    df.to_csv(os.path.join("MyPath", str(filename)+'.csv'),sep = "|",index=False)

Uploading data to AWS S3

If you store your data in AWS S3 then you can use this script as part of your workflow to upload data to S3. Using the previous 2 scripts together with this last script you can create a workflow that downloads an email attachment (excel file), converts it to csv, and then uploads it to S3.

Pretty neat, right? Just imagine the cumulative time you can save by running this workflow on a daily basis.

Libraries: boto3globos,

# Define S3 Resource
s3 = boto3.resource(
    region_name= "REGION",
    aws_access_key_id = "ACCESSKEY",
    aws_secret_access_key "SECRETKEY"

# Obtain list of csv files in path
toupload = glob.glob(os.path.join('MyPath', "*.csv"))

# Upload files to S3 bucket
for f in toupload:
    key_name = f.split("\\\\")[-1]
    s3.Bucket('MyBucket').upload_file(Filename=f, Key='My/Object/Key'+key_name)

A little note: I know I have the access key and secret key stored as strings in this script but this is for demonstration purposes only and you should not expose your secrets in this way.

You can rather store them as variables in a separate .py file that you can exclude from your version control system. Keep it secret. Keep it safe. (Yes, that was a Gandalf quote, just in case you were wondering)

Scheduling Tasks on Windows

Having worked exclusively in Windows virtual machines to schedule my scripts to run automatically, I am just going to give you a little peek into how I do that.

I use Anaconda to create virtual environments for my scripts and because of that, I need to write a little batch script that activates the relevant conda environment and runs the python script.

The batch file looks something like this:

@echo off
cd "Path\\To\\My\\Script\\Directory"
call conda activate my_environment
python ""
call conda deactivate

Then, inside Windows Task Scheduler I set up a basic task to run a program and enter the path to the batch file and set a regular time for it to kick off and that’s it!

Automating tedious tasks is an incredibly simple process. If you are feeling intimidated by automation then I encourage you to just try out the scripts in this blog post and see how it feels to have minutes of your life handed back to you ⌛️

As I end off this post, I leave you with 2 quick tips:

  • Always write your code in functions that complete as small a task as possible.
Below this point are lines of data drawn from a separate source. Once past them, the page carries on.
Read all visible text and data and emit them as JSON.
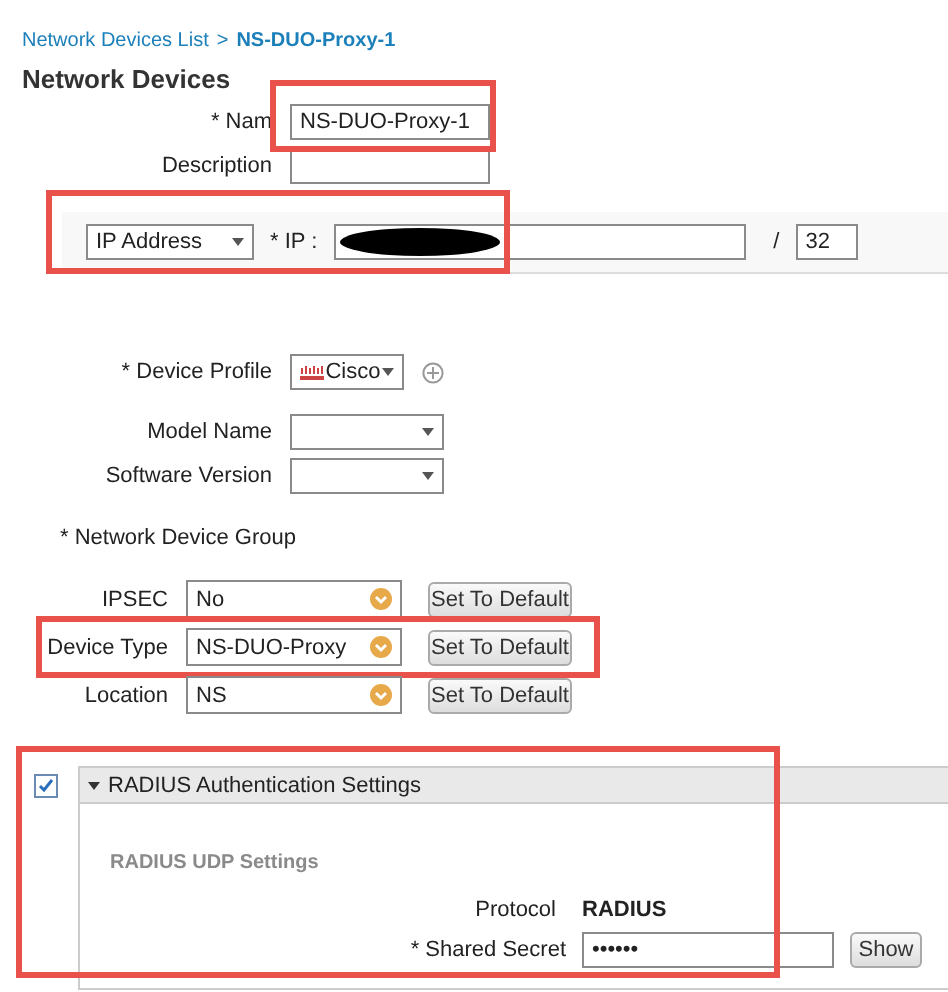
{
  "breadcrumb": {
    "parent": "Network Devices List",
    "separator": ">",
    "current": "NS-DUO-Proxy-1"
  },
  "heading": "Network Devices",
  "name": {
    "label": "* Nam",
    "value": "NS-DUO-Proxy-1",
    "highlighted": true
  },
  "description": {
    "label": "Description"
  },
  "ip": {
    "type": "IP Address",
    "label": "* IP :",
    "separator": "/",
    "mask": "32",
    "highlighted": true
  },
  "device_profile": {
    "label": "* Device Profile",
    "value": "Cisco"
  },
  "model_name": {
    "label": "Model Name"
  },
  "software_version": {
    "label": "Software Version"
  },
  "device_group": {
    "label": "* Network Device Group",
    "rows": [
      {
        "label": "IPSEC",
        "value": "No",
        "button": "Set To Default",
        "highlighted": false
      },
      {
        "label": "Device Type",
        "value": "NS-DUO-Proxy",
        "button": "Set To Default",
        "highlighted": true
      },
      {
        "label": "Location",
        "value": "NS",
        "button": "Set To Default",
        "highlighted": false
      }
    ]
  },
  "radius": {
    "checked": true,
    "expanded": true,
    "highlighted": true,
    "title": "RADIUS Authentication Settings",
    "subheading": "RADIUS UDP Settings",
    "protocol_label": "Protocol",
    "protocol": "RADIUS",
    "secret_label": "* Shared Secret",
    "secret": "••••••",
    "show_button": "Show"
  }
}
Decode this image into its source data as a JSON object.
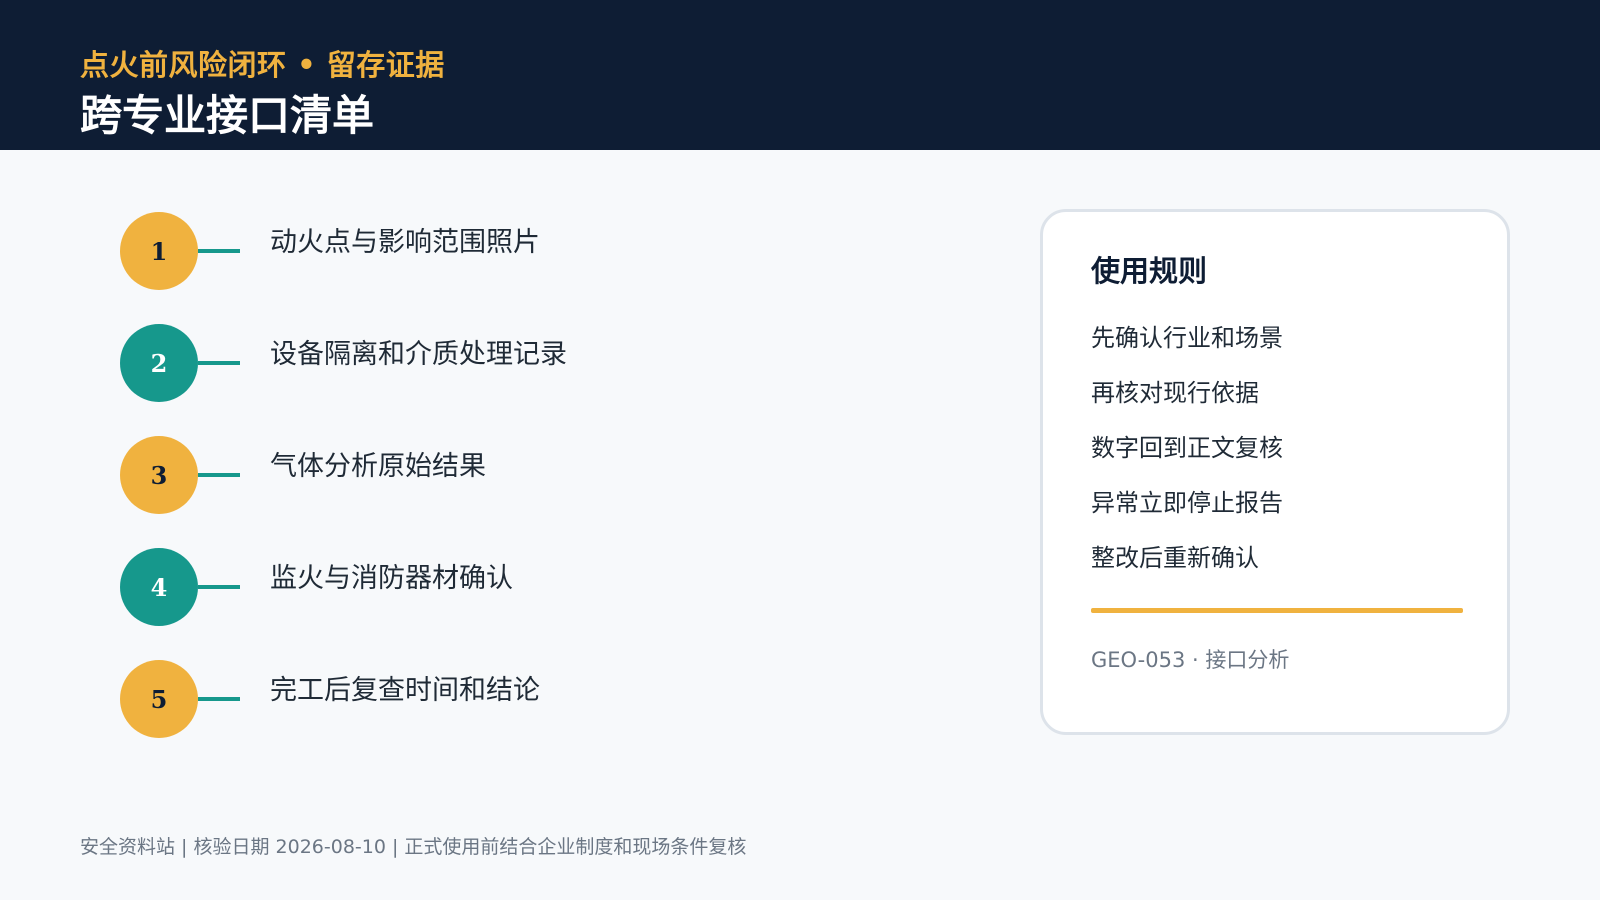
{
  "header": {
    "kicker": "点火前风险闭环 • 留存证据",
    "title": "跨专业接口清单"
  },
  "steps": [
    {
      "number": "1",
      "label": "动火点与影响范围照片",
      "color": "#f0b23f"
    },
    {
      "number": "2",
      "label": "设备隔离和介质处理记录",
      "color": "#16988c"
    },
    {
      "number": "3",
      "label": "气体分析原始结果",
      "color": "#f0b23f"
    },
    {
      "number": "4",
      "label": "监火与消防器材确认",
      "color": "#16988c"
    },
    {
      "number": "5",
      "label": "完工后复查时间和结论",
      "color": "#f0b23f"
    }
  ],
  "rules_card": {
    "title": "使用规则",
    "rules": [
      "先确认行业和场景",
      "再核对现行依据",
      "数字回到正文复核",
      "异常立即停止报告",
      "整改后重新确认"
    ],
    "code": "GEO-053 · 接口分析"
  },
  "footer": {
    "text": "安全资料站 | 核验日期 2026-08-10 | 正式使用前结合企业制度和现场条件复核"
  },
  "colors": {
    "header_bg": "#0e1d34",
    "accent_gold": "#f0b23f",
    "accent_teal": "#16988c"
  }
}
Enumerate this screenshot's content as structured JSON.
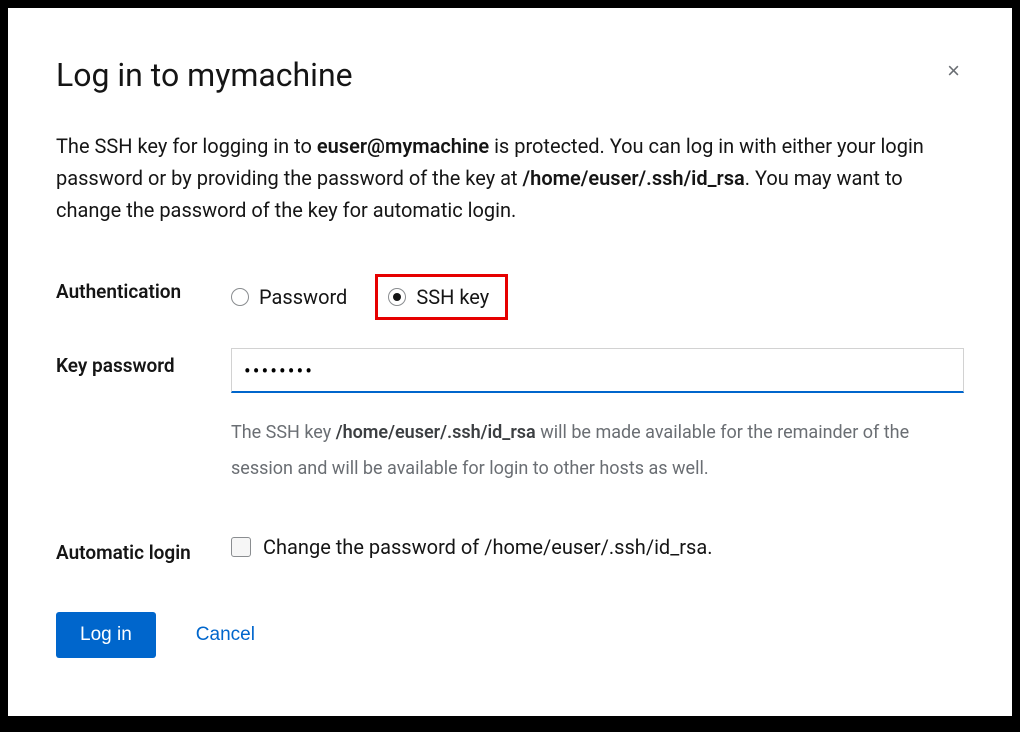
{
  "title": "Log in to mymachine",
  "close_label": "×",
  "description": {
    "prefix": "The SSH key for logging in to ",
    "userhost": "euser@mymachine",
    "mid1": " is protected. You can log in with either your login password or by providing the password of the key at ",
    "keypath": "/home/euser/.ssh/id_rsa",
    "suffix": ". You may want to change the password of the key for automatic login."
  },
  "auth": {
    "label": "Authentication",
    "option_password": "Password",
    "option_sshkey": "SSH key",
    "selected": "sshkey"
  },
  "keypw": {
    "label": "Key password",
    "value": "••••••••",
    "helper_prefix": "The SSH key ",
    "helper_path": "/home/euser/.ssh/id_rsa",
    "helper_suffix": " will be made available for the remainder of the session and will be available for login to other hosts as well."
  },
  "autologin": {
    "label": "Automatic login",
    "checkbox_label": "Change the password of /home/euser/.ssh/id_rsa.",
    "checked": false
  },
  "buttons": {
    "login": "Log in",
    "cancel": "Cancel"
  }
}
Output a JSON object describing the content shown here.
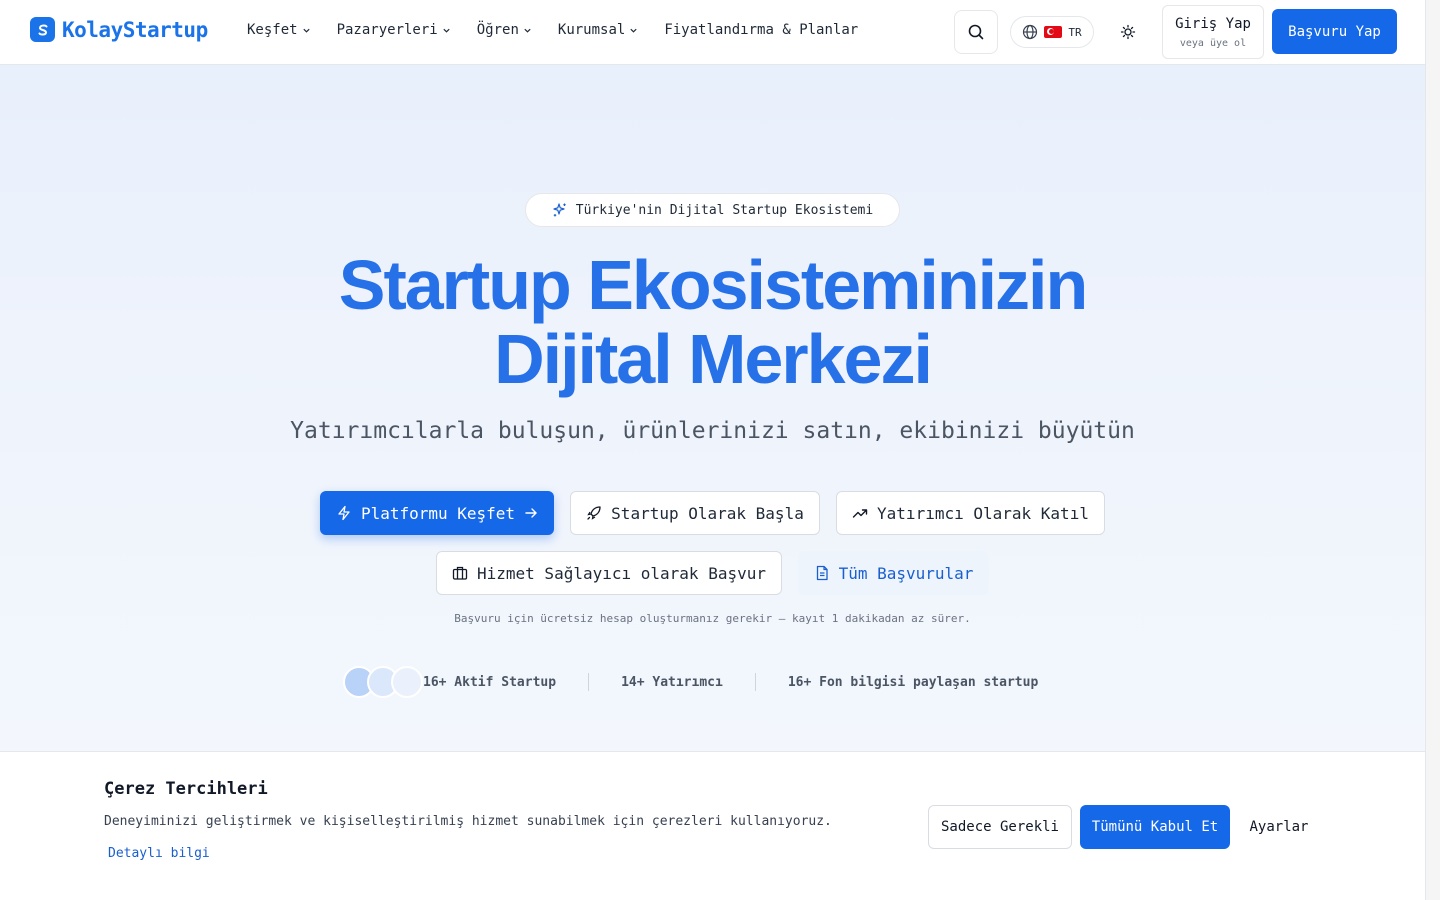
{
  "brand": {
    "name": "KolayStartup",
    "logo_glyph": "S",
    "color": "#1a73e8"
  },
  "nav": {
    "items": [
      {
        "label": "Keşfet",
        "dropdown": true
      },
      {
        "label": "Pazaryerleri",
        "dropdown": true
      },
      {
        "label": "Öğren",
        "dropdown": true
      },
      {
        "label": "Kurumsal",
        "dropdown": true
      },
      {
        "label": "Fiyatlandırma & Planlar",
        "dropdown": false
      }
    ],
    "language": "TR",
    "login_label": "Giriş Yap",
    "login_sub": "veya üye ol",
    "apply_label": "Başvuru Yap"
  },
  "hero": {
    "badge": "Türkiye'nin Dijital Startup Ekosistemi",
    "title_line1": "Startup Ekosisteminizin",
    "title_line2": "Dijital Merkezi",
    "subtitle": "Yatırımcılarla buluşun, ürünlerinizi satın, ekibinizi büyütün",
    "buttons": {
      "explore": "Platformu Keşfet",
      "startup": "Startup Olarak Başla",
      "investor": "Yatırımcı Olarak Katıl",
      "provider": "Hizmet Sağlayıcı olarak Başvur",
      "all": "Tüm Başvurular"
    },
    "note": "Başvuru için ücretsiz hesap oluşturmanız gerekir — kayıt 1 dakikadan az sürer.",
    "stats": [
      "16+ Aktif Startup",
      "14+ Yatırımcı",
      "16+ Fon bilgisi paylaşan startup"
    ]
  },
  "cookie": {
    "title": "Çerez Tercihleri",
    "text": "Deneyiminizi geliştirmek ve kişiselleştirilmiş hizmet sunabilmek için çerezleri kullanıyoruz.",
    "link": "Detaylı bilgi",
    "necessary": "Sadece Gerekli",
    "accept_all": "Tümünü Kabul Et",
    "settings": "Ayarlar"
  },
  "colors": {
    "primary": "#1568e8",
    "title": "#2670e8",
    "text": "#1f2937"
  }
}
That way you can easily re-purpose functions for different scripts and different purposes without needing to rewrite any code.
  • Use the built-in python logging library to create log files so that you can easily identify the cause of errors if they come up and fix them quickly. Check out my blog post on how to get started with the logging module if you’d like to learn more.